Segment Start: Recorded data

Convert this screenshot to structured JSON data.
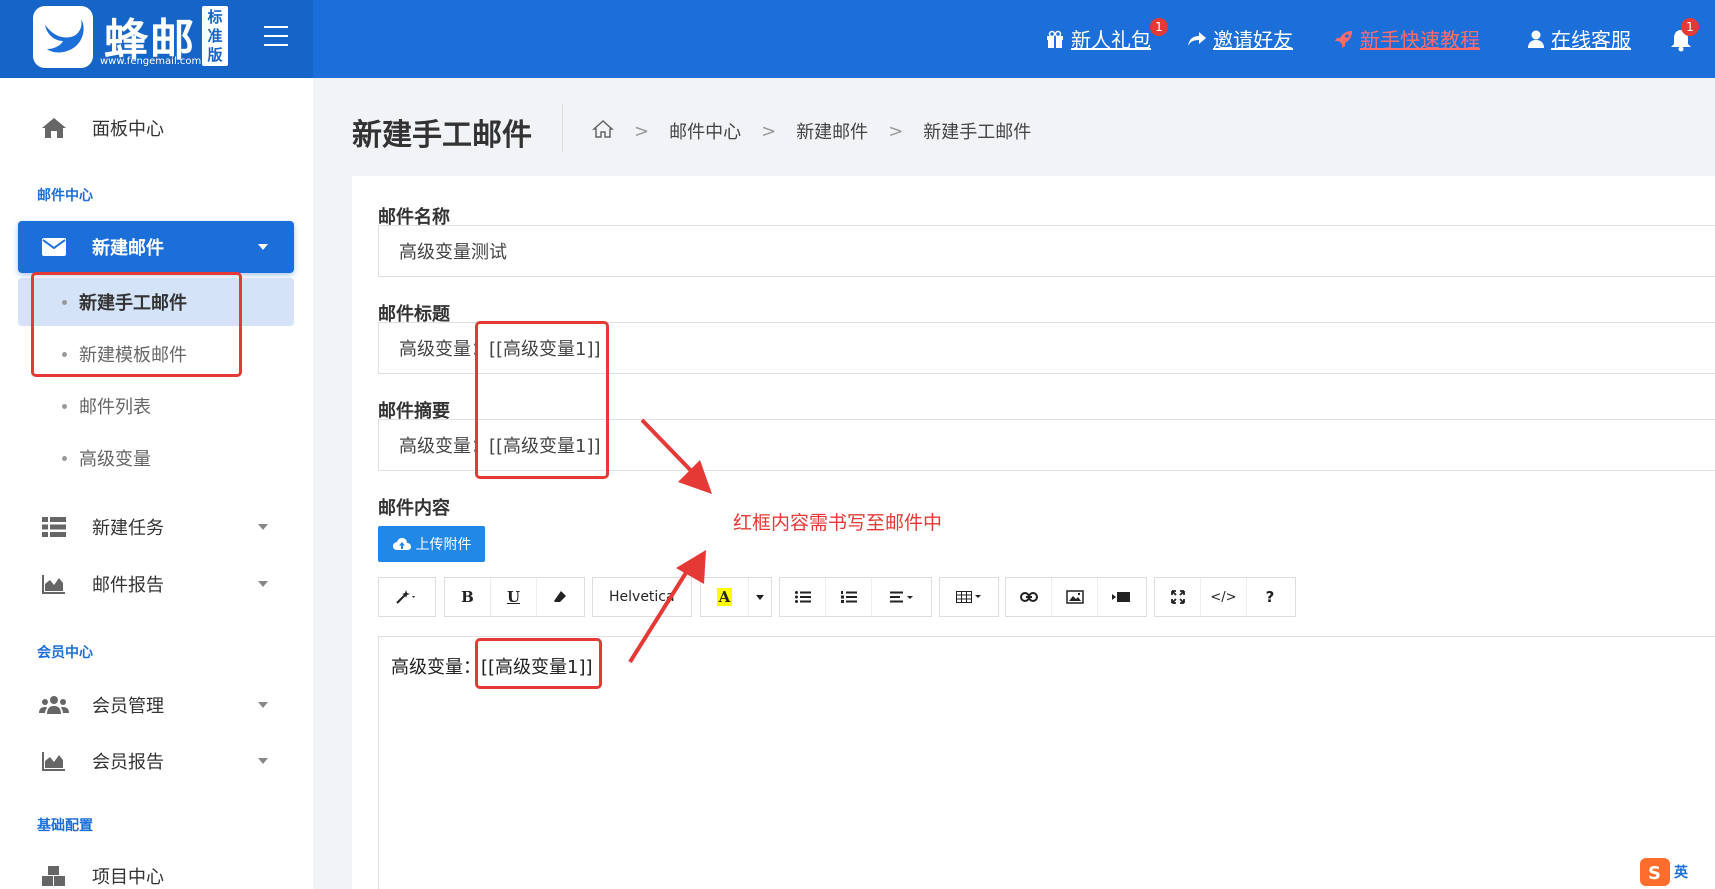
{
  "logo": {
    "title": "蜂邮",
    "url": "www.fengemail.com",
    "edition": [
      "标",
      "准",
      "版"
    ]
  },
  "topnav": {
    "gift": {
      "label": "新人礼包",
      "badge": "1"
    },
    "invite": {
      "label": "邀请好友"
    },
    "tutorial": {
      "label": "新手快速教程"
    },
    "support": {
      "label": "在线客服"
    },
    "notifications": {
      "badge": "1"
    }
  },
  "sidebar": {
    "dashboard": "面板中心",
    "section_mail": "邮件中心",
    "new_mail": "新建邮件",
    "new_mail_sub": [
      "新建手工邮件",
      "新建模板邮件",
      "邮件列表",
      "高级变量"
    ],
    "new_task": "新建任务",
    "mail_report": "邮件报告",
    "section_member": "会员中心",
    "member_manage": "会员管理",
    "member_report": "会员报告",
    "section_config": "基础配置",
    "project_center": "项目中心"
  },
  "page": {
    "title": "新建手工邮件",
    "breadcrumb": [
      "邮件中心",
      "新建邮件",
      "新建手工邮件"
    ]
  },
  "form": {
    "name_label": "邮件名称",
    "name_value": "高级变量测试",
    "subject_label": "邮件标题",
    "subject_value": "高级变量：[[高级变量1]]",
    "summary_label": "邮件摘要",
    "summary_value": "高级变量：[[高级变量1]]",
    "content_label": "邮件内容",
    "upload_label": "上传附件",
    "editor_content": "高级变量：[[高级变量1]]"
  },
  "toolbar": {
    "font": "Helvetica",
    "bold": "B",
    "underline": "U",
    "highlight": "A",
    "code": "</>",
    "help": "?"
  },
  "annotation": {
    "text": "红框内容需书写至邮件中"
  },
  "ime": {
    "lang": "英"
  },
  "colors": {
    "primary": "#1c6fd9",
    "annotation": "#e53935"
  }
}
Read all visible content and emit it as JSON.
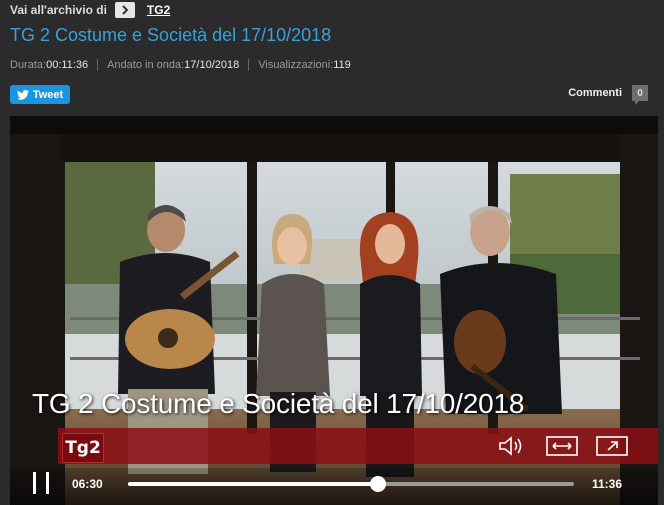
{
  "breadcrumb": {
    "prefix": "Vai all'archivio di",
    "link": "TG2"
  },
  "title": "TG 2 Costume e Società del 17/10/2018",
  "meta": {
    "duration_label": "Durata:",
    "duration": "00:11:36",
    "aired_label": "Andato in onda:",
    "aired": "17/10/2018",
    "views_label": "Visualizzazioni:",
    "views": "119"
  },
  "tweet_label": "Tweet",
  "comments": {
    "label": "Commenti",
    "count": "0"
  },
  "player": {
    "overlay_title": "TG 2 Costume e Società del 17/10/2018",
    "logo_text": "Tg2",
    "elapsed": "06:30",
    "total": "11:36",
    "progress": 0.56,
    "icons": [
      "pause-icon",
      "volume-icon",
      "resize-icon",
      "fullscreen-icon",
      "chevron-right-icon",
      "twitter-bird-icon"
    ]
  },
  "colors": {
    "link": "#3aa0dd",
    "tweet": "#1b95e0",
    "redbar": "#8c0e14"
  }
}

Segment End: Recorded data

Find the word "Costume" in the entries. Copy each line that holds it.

  "title": "TG 2 Costume e Società del 17/10/2018",
    "overlay_title": "TG 2 Costume e Società del 17/10/2018",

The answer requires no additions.